However, this concept of ideal would be considered counterproductive and unjust in modern Western societies. In a society such as Plato's, everyone involved accepts that each citizen has a proper place and certain tasks to carry out for the good of the state as a whole. This is probably the greatest advantage of the model. A society where everyone is dedicated to the betterment of society and accepts their place would be extremely efficient and utopian in regards to taking care of the needs of the people. As a specific feature of the ideal state, it does not seem to have a downside.

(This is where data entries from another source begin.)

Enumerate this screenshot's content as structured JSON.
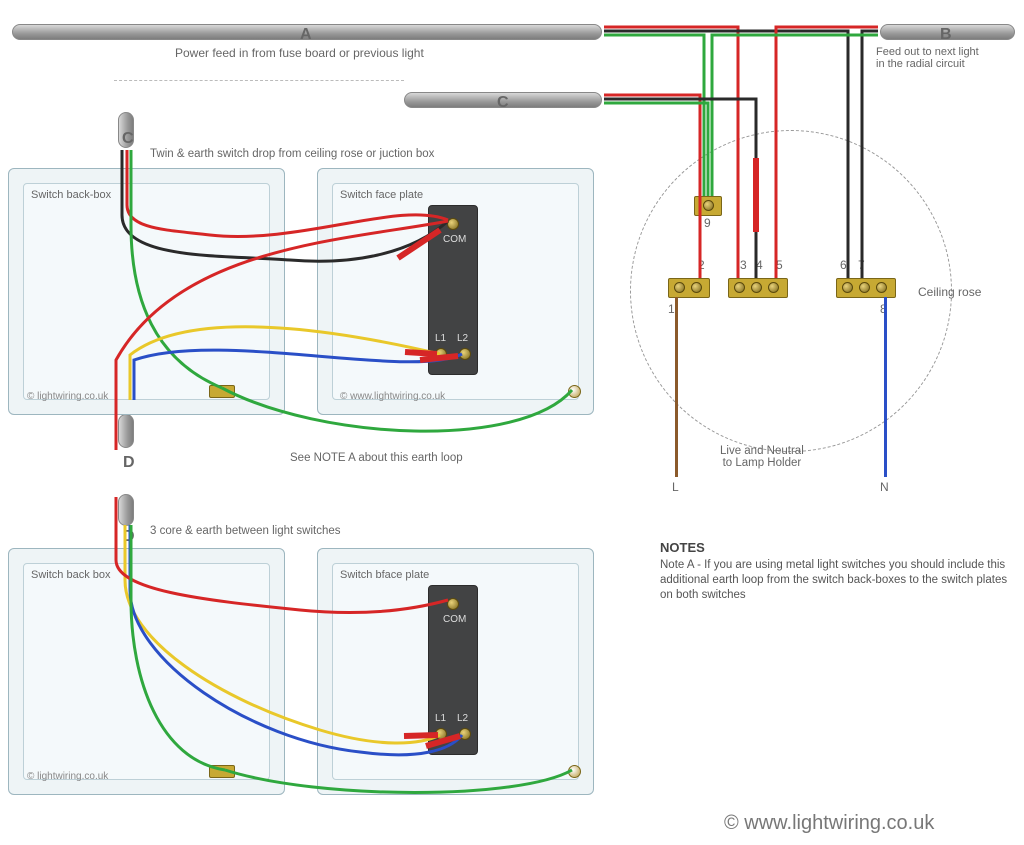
{
  "conduits": {
    "A": {
      "letter": "A",
      "caption": "Power feed in from fuse board or previous light"
    },
    "B": {
      "letter": "B",
      "caption": "Feed out to next light\nin the radial circuit"
    },
    "C_top": {
      "letter": "C"
    },
    "C_side": {
      "letter": "C",
      "caption": "Twin & earth switch drop from ceiling rose or juction box"
    },
    "D_mid": {
      "letter": "D",
      "caption": "See NOTE A about this earth loop"
    },
    "D_lower": {
      "letter": "D",
      "caption": "3 core & earth between light switches"
    }
  },
  "boxes": {
    "topBackbox": "Switch back-box",
    "topFaceplate": "Switch face plate",
    "bottomBackbox": "Switch back box",
    "bottomFaceplate": "Switch bface plate"
  },
  "plateTerminals": {
    "com": "COM",
    "l1": "L1",
    "l2": "L2"
  },
  "rose": {
    "label": "Ceiling rose",
    "earthLabel": "9",
    "terminals": [
      "1",
      "2",
      "3",
      "4",
      "5",
      "6",
      "7",
      "8"
    ],
    "pendant": "Live and Neutral\nto Lamp Holder",
    "L": "L",
    "N": "N"
  },
  "notes": {
    "heading": "NOTES",
    "text": "Note A - If you are using metal light switches you should include this additional earth loop from the switch back-boxes to the switch plates on both switches"
  },
  "copyright": {
    "smallA": "© lightwiring.co.uk",
    "smallB": "© www.lightwiring.co.uk",
    "smallC": "© lightwiring.co.uk",
    "big": "© www.lightwiring.co.uk"
  },
  "wire_colors": {
    "live": "#d62626",
    "neutral": "#2a2a2a",
    "neutral_new": "#2a4fc7",
    "earth": "#2fa83e",
    "strap1": "#e9c82a",
    "strap2": "#2a4fc7",
    "brown": "#8b5a2b"
  }
}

The view that virtue is its own reward was believed by philosophers Aristotle and Plato. They argued that you have to be virtuous in order to reach eudaimonia, which is the state absolute happiness, and simply trying to seek pleasure is not enough to allow you to reach it. Your actions should be internally rewarding, rather than externally, and should develop you as a person rather than help you be praised for your actions as you do things to please your inner self. Plato believes that someone who is always trying to fulfill their desires will never be truly happy as they are always on the look out for more, even better things. Therefore they will never be satisfied with what they already have, which is what Plato says you have to be to reach eudaimonia.
For utilitarian school of thought, an individual strives to do the most good, even at the expense of the minority. Utilitarianism and Kantianism find the basis of their differences in the idea that the ends justify the means. Utilitarian beliefs support this idea while Kantian philosophy rejects this. Modern ethics were devised from these two basic ethical beliefs in an attempt to combine the best aspects. Generally, the morally “right” action benefits the majority while affecting the fewest amount in a negative way.
The Secrets to a Life of Happiness In his article “Secrets of Happiness” Steven Reiss contrasts two types of happiness: Feel good Happiness and Value-based Happiness. Value-based happiness is more important for us to invest our lives in than Feel good Happiness. He argues that we can’t have a life full of Feel good Happiness without the Value-based Happiness and expect to be truly happy. That doesn’t necessarily mean that we have to do without all the Feel good Happiness in our lives. It just means that we need more Value-based Happiness.